We set off from Borkum on sunday evening, following the first channel to memmert:
As each channel is only passable at high water you can only do one watershed per tide – apart from Baltrum which is a very short island. our first evening’s sail got us over the first watershed and we anchored in peace off Memmert, just out of the Memmertbalje.
On Wednesday we were weather-bound in Lauwersoog. Catherine took the bus into Groningen for the day, leaving Skip and I to work on the boat.
One of the jobs which I didn’t have time for before we left Ipswich was to replace the fuseboard and add some more switches.
The old wiring had accumulated over 40 years and we had added to it, meaning that it had some annoying quirks. For example, we had to switch on the compass light in order to use the depth-sounder, and there was no way to turn off the AIS receiver other than switching off everything at the main isolator.
It took all day to unwire the old panel and wire up the replacement. It was a fun day’s work except towards the end when I got annoyed at only having the type of soldering iron that you heat up in a fire (in our case on the gas hob).
By the time we left for Borkum at 5am the next day, almost everything worked again. Except the autohelm and the chart plotter, but I had Catherine to steer and we use the Android tablet instead of the chart plotter at the moment.
Since arriving in Borkum I have got those two things working and fixed a couple of other niggles.
We have met two interesting singlehanded sailors so far in this trip, both of them Dutchmen.
The first was in Lowestoft, and was on his way north to Norway by a much more direct route than us. He had a relatively modern (1990s?) boat and had made lots of interesting modifications himself, including installing a Torqueedo electric outboard, a movable solar panel, Dyneema rigging and a self-designed carbon fibre wind-vane steering gear. Everything had to be lightweight. We have occasionally checked his progress via AIS since, and he has successfully reached Norway now.
The second was in IJmuiden and was sailing a Contessa 26, the same model as our boat. In fact, his boat was the most similar one to Lizzie which we have ever seen, with almost identical layout and joinery in the cabin. He had done a lot of refurbishment himself and it looked beautiful.
He was sailing in company with his parents who were sailing a Contessa 32. His dad was a massive Contessa fan and this had obviously rubbed off on the son.
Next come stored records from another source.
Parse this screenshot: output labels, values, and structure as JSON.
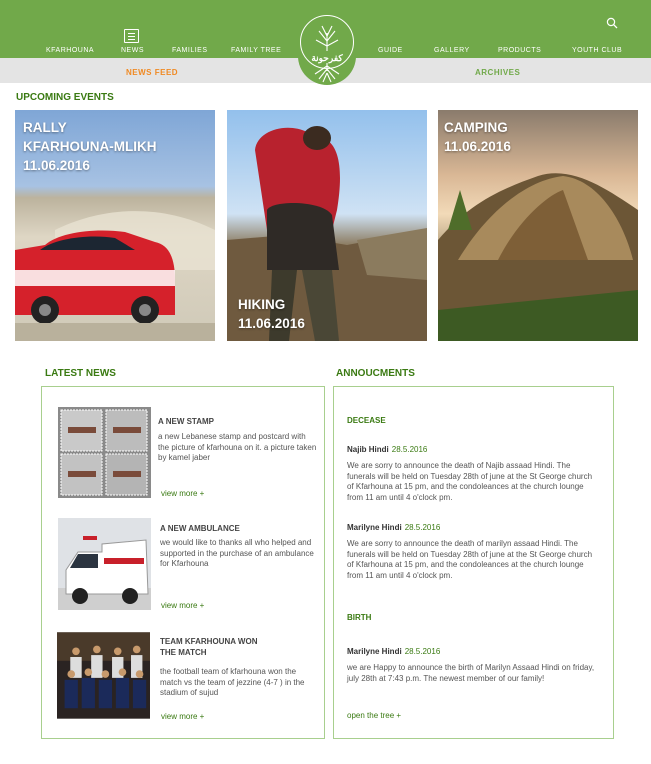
{
  "nav": {
    "left": [
      "KFARHOUNA",
      "NEWS",
      "FAMILIES",
      "FAMILY TREE"
    ],
    "right": [
      "GUIDE",
      "GALLERY",
      "PRODUCTS",
      "YOUTH CLUB"
    ]
  },
  "logo": {
    "arabic": "كفرحونة"
  },
  "subnav": {
    "feed": "NEWS FEED",
    "archives": "ARCHIVES"
  },
  "events": {
    "title": "UPCOMING EVENTS",
    "items": [
      {
        "line1": "RALLY",
        "line2": "KFARHOUNA-MLIKH",
        "date": "11.06.2016"
      },
      {
        "line1": "HIKING",
        "date": "11.06.2016"
      },
      {
        "line1": "CAMPING",
        "date": "11.06.2016"
      }
    ]
  },
  "news": {
    "title": "LATEST NEWS",
    "items": [
      {
        "title": "A NEW STAMP",
        "text": "a new Lebanese stamp and postcard with the picture of kfarhouna on it. a picture taken by kamel jaber",
        "more": "view more +"
      },
      {
        "title": "A NEW AMBULANCE",
        "text": "we would like to thanks all who helped and supported in the purchase of an ambulance for Kfarhouna",
        "more": "view more +"
      },
      {
        "title_line1": "TEAM KFARHOUNA WON",
        "title_line2": "THE MATCH",
        "text": "the football team of kfarhouna won the match vs the team of jezzine (4-7 ) in the stadium of sujud",
        "more": "view more +"
      }
    ]
  },
  "announcements": {
    "title": "ANNOUCMENTS",
    "decease_heading": "DECEASE",
    "birth_heading": "BIRTH",
    "entries": [
      {
        "name": "Najib Hindi",
        "date": "28.5.2016",
        "text": "We are sorry to announce the death of Najib assaad Hindi. The funerals will be held on Tuesday 28th of june at the St George church of Kfarhouna at 15 pm, and the condoleances at the church lounge from 11 am until 4 o'clock pm."
      },
      {
        "name": "Marilyne Hindi",
        "date": "28.5.2016",
        "text": "We are sorry to announce the death of marilyn assaad Hindi. The funerals will be held on Tuesday 28th of june at the St George church of Kfarhouna at 15 pm, and the condoleances at the church lounge from 11 am until 4 o'clock pm."
      },
      {
        "name": "Marilyne Hindi",
        "date": "28.5.2016",
        "text": "we are Happy to announce the birth of Marilyn Assaad Hindi on friday, july 28th at 7:43 p.m. The newest member of our family!"
      }
    ],
    "open_tree": "open the tree +"
  },
  "colors": {
    "brand_green": "#71a94a",
    "heading_green": "#3a7a12",
    "accent_orange": "#f08a24",
    "subbar_gray": "#e4e4e4"
  }
}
He claimed the boat was really easy to singlehand, even with a spinnaker, but he got his first boat aged 4 and was now in his mid 20s so has probably had more practice than us.
He had a wind vane steering system which was very similar to the one I’m halfway through building, and I got some good ideas for simplifying the design.
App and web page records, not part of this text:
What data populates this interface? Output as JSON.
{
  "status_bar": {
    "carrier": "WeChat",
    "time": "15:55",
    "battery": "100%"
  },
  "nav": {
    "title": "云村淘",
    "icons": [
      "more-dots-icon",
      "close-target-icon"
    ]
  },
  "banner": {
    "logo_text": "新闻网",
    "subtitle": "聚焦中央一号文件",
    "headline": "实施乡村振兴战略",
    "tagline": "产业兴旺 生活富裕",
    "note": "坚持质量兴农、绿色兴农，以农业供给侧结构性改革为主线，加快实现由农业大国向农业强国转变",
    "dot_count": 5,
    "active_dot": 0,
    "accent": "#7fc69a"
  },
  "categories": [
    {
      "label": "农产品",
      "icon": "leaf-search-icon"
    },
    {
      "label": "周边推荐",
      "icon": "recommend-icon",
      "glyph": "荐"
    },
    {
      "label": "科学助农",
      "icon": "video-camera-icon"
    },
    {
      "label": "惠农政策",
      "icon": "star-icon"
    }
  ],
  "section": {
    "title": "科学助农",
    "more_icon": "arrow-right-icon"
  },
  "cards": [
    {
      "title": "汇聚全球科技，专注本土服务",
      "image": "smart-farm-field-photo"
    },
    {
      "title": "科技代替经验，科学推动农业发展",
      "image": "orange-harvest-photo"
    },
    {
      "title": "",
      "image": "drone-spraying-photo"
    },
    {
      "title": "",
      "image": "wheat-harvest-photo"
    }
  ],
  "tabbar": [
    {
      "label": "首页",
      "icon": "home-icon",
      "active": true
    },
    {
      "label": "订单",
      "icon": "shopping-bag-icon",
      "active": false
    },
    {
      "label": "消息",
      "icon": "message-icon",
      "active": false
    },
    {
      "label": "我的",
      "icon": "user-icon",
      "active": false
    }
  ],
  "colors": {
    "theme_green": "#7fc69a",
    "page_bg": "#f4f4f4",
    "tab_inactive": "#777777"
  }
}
He was flying a large pennant on the backstay with a single large spot on it. Apparently this is the standard signal denoting a solo sailor, and sometimes means the lock-keepers are sympathetic.
Here is a rubbish photo of a similar pennant on another boat which I saw more recently: